There is a lot happening lately in the financial sector to help stem the tide of constant data breaches. This week a financial industry coalition in the US is promoting a campaign called “Stop The Data Breaches” to encourage people to get their members of congress to pass The Data Security Act of 2015 (H.R. 2205 and S. 961).
The effort is backed by seven trade groups, including the American Bankers Association, the Consumer Bankers Association, the Credit Union National Association and the National Association of Federal Credit Unions (NAFCU). By running online and print ads, they are trying to get Congress to enact this important legislation that would protect consumer data.
A few weeks ago, on May 12, 2016, the Federal Deposit Insurance Corporation (FDIC) was in front of a Congressional Subcommittee to answer if Americans can trust the FDIC to protect their private banking information. One of the interesting outcomes was the FDIC announcing a new cyber security initiative after 5 more breaches. Part of this initiative is the implementation of Digital Rights Management technology to locate, recall and/or render data useless when appropriate. This new development should have a major impact on the financial sector who will follow suit if they have not implemented this type of data-centric and people-centric security approach already.
According to a National Association of Federal Credit Unions (NAFCU) survey, the average cost of a merchant data breach in 2014 was near a quarter of a million dollars, while some breach costs reached tens of millions. Passing the pending federal legislation will help improve the security posture of financial institutions and any organization that handles personally identifiable and financial information. It requires any entity that handles sensitive personal and financial data to protect that data. It builds upon existing legislation and replaces the current patchwork of inconsistent state data security and breach notification laws with a clearly defined, uniform set of standards.
Consumer data remains vulnerable. Security should not be an afterthought. Rather than pointing fingers at who is responsible for consumer data security, everyone should protect consumer data. Below is a short list of 3 key steps you may want to use as your Security Blueprint for your data:

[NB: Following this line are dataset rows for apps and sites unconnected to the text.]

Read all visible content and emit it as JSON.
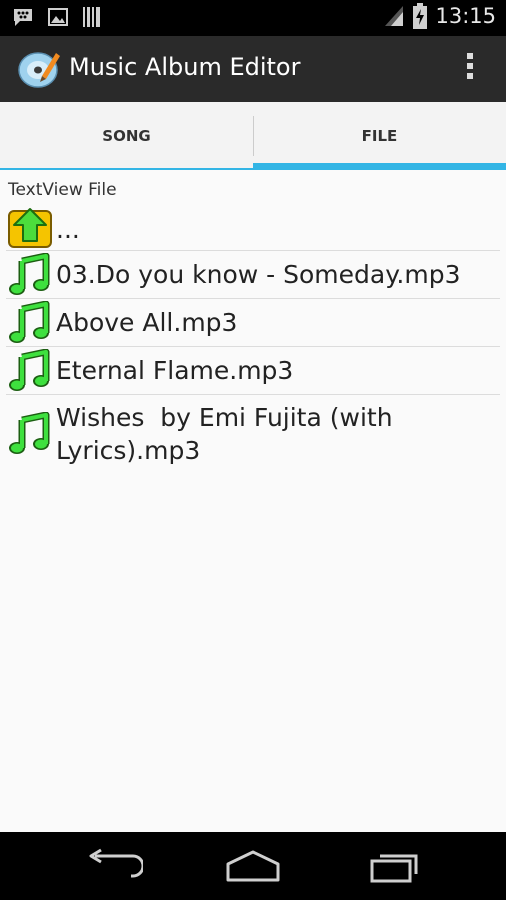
{
  "status_bar": {
    "time": "13:15",
    "icons": [
      "bbm-notification-icon",
      "picture-notification-icon",
      "barcode-notification-icon",
      "signal-icon",
      "battery-charging-icon"
    ]
  },
  "action_bar": {
    "title": "Music Album Editor",
    "app_icon": "disc-pencil-icon",
    "menu_icon": "overflow-menu-icon"
  },
  "tabs": [
    {
      "label": "SONG",
      "selected": false
    },
    {
      "label": "FILE",
      "selected": true
    }
  ],
  "content": {
    "textview_label": "TextView File",
    "items": [
      {
        "name": "...",
        "icon": "up-folder-icon"
      },
      {
        "name": "03.Do you know - Someday.mp3",
        "icon": "music-note-icon"
      },
      {
        "name": "Above All.mp3",
        "icon": "music-note-icon"
      },
      {
        "name": "Eternal Flame.mp3",
        "icon": "music-note-icon"
      },
      {
        "name": "Wishes  by Emi Fujita (with\nLyrics).mp3",
        "icon": "music-note-icon"
      }
    ]
  },
  "nav_bar": {
    "buttons": [
      "back-icon",
      "home-icon",
      "recent-apps-icon"
    ]
  },
  "colors": {
    "accent": "#33b5e5",
    "music_note": "#3ee03e",
    "folder_yellow": "#f5c400"
  }
}
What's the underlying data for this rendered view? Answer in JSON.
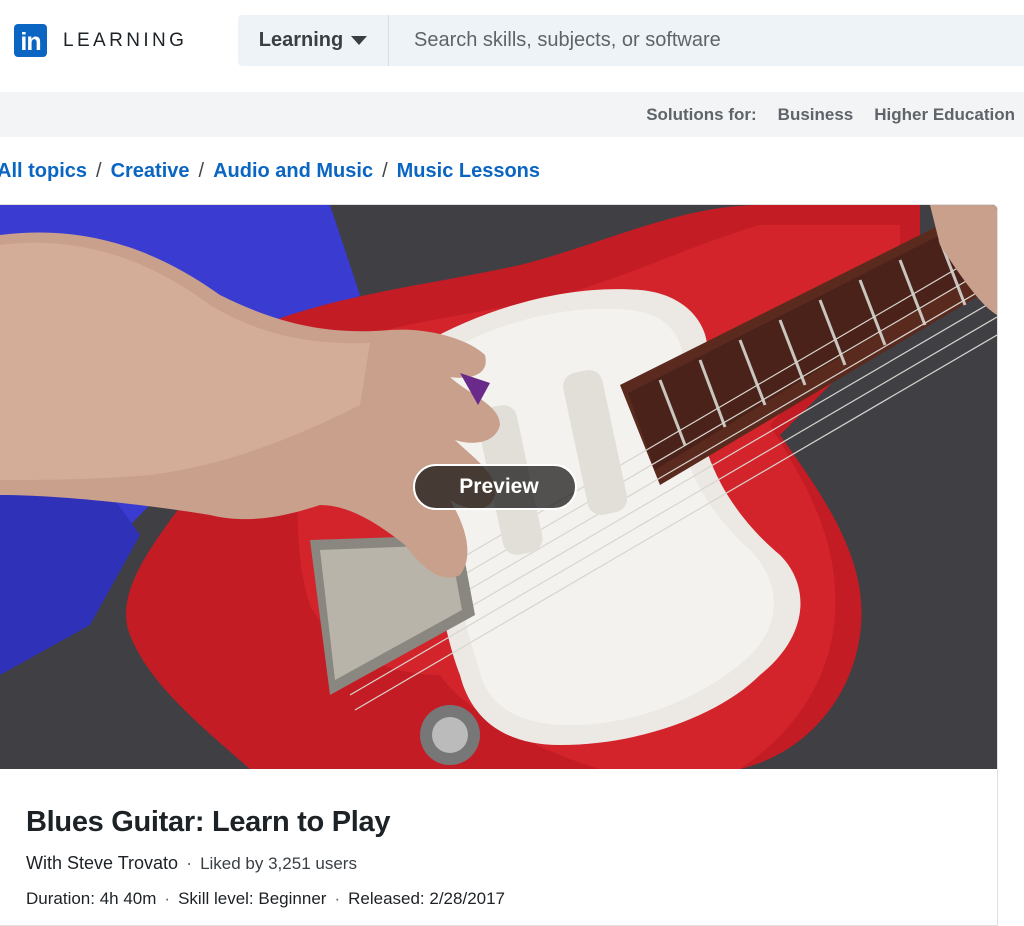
{
  "header": {
    "logo_mark": "in",
    "logo_text": "LEARNING",
    "search_scope": "Learning",
    "search_placeholder": "Search skills, subjects, or software"
  },
  "solutions": {
    "label": "Solutions for:",
    "links": [
      "Business",
      "Higher Education"
    ]
  },
  "breadcrumb": [
    "All topics",
    "Creative",
    "Audio and Music",
    "Music Lessons"
  ],
  "video": {
    "preview_label": "Preview"
  },
  "course": {
    "title": "Blues Guitar: Learn to Play",
    "instructor": "With Steve Trovato",
    "likes": "Liked by 3,251 users",
    "duration": "Duration: 4h 40m",
    "skill_level": "Skill level: Beginner",
    "released": "Released: 2/28/2017"
  },
  "colors": {
    "brand": "#0a66c2",
    "link": "#0a66c2"
  }
}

• Find your sensitive data and classify it.
• Implement usage policies to limit who can access it and what they can do with it.
• Monitor usage to detect unusual behavior.
This is a good start to help Stop the Data Breaches. Call, write, email or text your legislator today to get them to pass The Data Security Act of 2015.